(Dataset rows for apps and sites)
-- Opening Marker --
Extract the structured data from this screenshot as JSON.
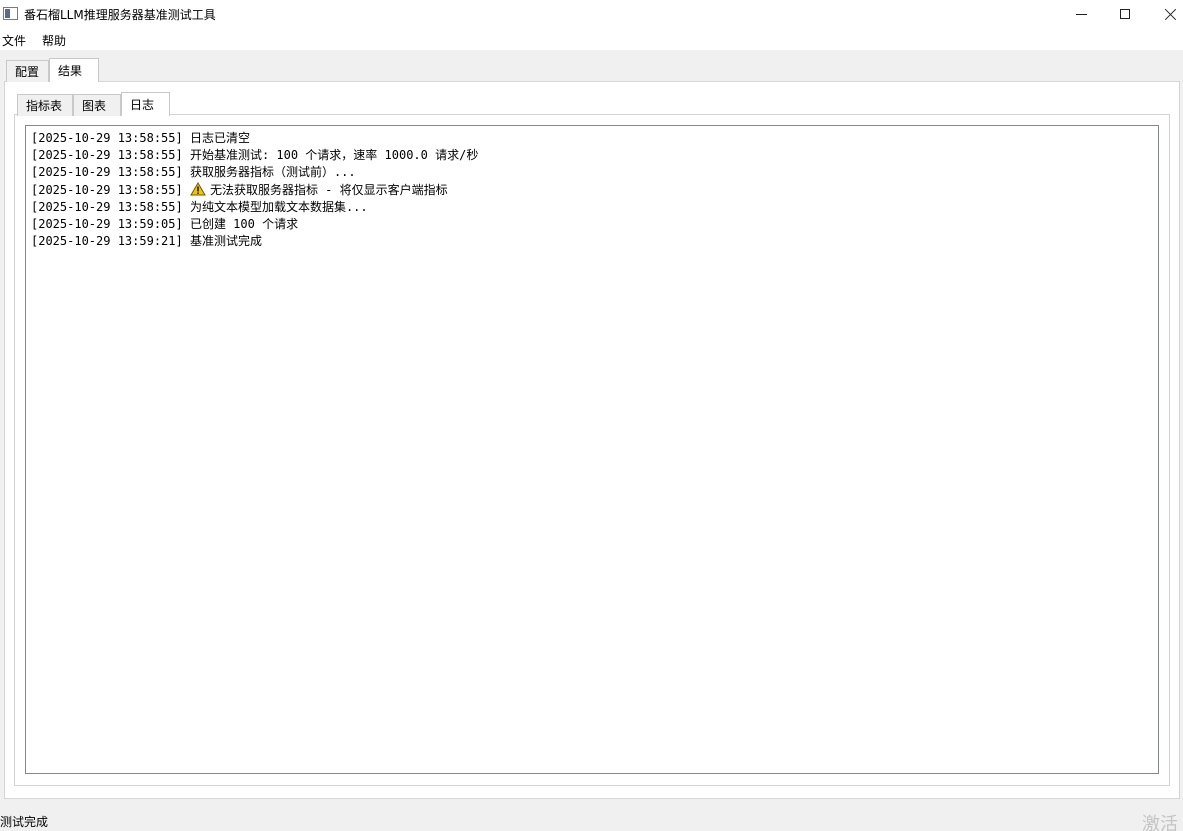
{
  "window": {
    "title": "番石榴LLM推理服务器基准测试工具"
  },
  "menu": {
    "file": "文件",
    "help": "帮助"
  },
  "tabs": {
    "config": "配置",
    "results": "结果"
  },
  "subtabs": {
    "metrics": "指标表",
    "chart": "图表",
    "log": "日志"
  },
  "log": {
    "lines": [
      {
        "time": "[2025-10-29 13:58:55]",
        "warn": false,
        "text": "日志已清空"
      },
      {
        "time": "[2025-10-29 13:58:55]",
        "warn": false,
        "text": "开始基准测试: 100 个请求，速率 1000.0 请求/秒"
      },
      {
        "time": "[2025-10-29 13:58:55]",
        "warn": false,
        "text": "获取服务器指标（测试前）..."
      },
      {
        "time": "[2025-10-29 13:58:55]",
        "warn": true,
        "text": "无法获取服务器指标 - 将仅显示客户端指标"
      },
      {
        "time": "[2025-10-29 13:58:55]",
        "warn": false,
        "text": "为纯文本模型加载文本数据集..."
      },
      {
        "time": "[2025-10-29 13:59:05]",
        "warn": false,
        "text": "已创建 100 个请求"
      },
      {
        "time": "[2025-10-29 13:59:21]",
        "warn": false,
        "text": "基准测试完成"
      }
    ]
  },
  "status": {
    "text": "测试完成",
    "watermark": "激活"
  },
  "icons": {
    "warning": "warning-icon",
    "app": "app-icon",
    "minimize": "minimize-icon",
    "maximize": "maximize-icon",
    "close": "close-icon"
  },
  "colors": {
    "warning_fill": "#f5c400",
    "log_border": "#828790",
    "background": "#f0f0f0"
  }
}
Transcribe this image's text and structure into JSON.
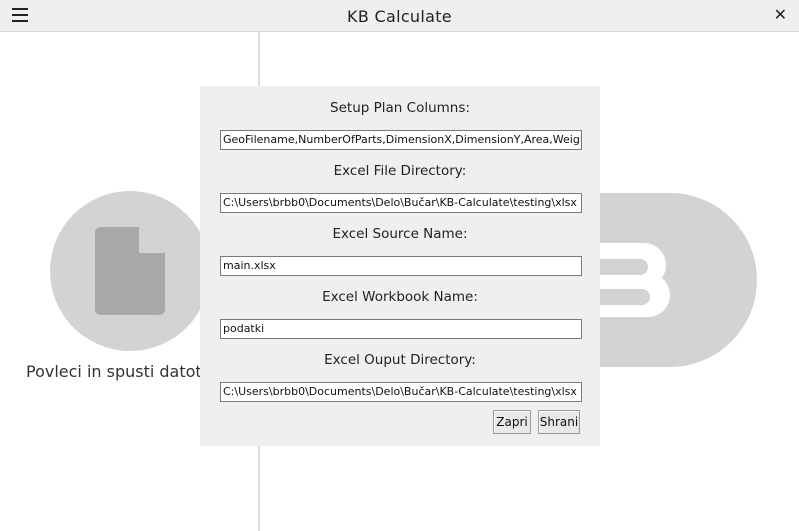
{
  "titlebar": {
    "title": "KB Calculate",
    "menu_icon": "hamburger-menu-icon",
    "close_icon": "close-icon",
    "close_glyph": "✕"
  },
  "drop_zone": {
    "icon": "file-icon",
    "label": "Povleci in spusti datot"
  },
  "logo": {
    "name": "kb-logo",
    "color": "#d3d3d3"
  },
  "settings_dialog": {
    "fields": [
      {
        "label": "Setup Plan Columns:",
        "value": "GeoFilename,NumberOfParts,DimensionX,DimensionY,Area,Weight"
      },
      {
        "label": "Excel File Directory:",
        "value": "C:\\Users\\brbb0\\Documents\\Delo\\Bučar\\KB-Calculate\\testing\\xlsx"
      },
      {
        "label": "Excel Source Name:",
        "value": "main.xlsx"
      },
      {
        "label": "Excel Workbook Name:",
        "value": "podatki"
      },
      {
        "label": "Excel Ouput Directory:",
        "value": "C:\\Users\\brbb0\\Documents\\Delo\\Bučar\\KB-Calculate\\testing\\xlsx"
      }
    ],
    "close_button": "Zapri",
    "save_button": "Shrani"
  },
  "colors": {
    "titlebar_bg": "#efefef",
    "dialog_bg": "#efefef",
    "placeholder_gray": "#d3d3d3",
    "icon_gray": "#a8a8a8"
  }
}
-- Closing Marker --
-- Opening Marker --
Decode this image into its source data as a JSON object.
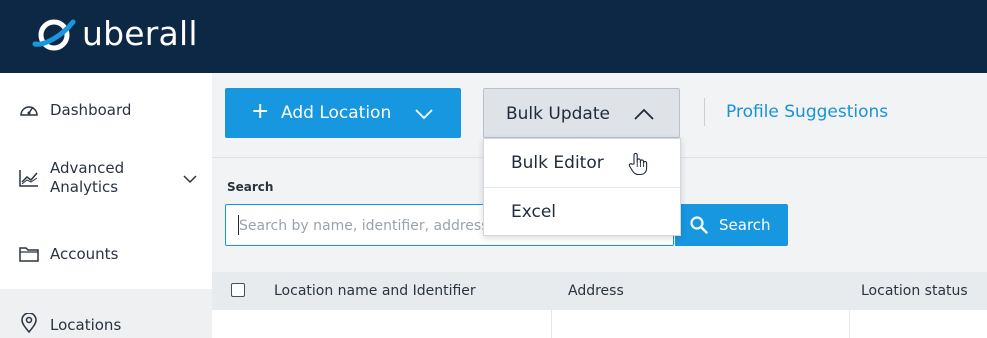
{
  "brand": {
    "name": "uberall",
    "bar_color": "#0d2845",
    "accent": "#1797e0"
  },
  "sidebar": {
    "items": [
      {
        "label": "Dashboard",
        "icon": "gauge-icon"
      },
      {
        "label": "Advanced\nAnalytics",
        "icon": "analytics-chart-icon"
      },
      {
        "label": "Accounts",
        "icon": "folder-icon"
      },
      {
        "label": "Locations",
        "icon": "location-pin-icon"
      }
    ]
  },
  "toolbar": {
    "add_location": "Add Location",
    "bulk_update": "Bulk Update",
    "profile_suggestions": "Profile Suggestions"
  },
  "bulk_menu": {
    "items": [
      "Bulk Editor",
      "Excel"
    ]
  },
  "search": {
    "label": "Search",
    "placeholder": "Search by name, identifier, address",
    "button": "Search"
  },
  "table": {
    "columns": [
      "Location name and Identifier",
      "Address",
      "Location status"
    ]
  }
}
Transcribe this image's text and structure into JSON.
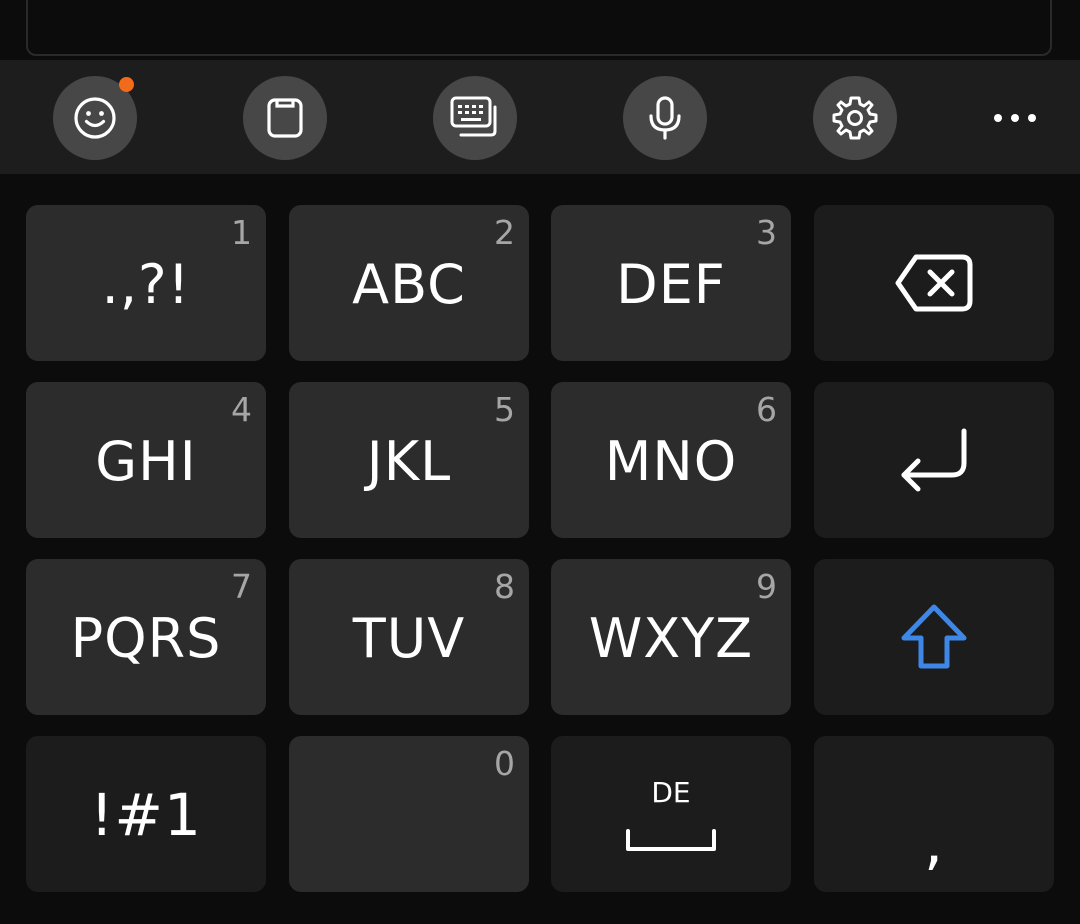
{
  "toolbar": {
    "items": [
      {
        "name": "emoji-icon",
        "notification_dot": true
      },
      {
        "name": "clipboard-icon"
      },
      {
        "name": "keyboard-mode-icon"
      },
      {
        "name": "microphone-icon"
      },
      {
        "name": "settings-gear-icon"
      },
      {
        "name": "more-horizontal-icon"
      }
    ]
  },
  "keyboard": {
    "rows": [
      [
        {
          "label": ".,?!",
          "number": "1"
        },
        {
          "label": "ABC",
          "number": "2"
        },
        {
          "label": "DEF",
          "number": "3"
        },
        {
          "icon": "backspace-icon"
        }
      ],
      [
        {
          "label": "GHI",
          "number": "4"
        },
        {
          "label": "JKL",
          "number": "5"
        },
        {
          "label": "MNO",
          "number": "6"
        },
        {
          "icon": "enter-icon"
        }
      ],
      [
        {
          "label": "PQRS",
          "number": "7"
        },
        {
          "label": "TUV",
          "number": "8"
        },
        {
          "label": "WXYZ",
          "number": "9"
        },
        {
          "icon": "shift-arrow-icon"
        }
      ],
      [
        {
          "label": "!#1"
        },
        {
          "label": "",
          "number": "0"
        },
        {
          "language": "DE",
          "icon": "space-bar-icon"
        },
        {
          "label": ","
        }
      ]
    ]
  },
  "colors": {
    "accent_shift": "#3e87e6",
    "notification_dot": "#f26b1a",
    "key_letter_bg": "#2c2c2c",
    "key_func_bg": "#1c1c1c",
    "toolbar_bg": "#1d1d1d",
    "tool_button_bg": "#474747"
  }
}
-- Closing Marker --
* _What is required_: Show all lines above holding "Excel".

* _Exercise answer_:
        "label": "Excel File Directory:",
        "label": "Excel Source Name:",
        "label": "Excel Workbook Name:",
        "label": "Excel Ouput Directory:",
      "Excel"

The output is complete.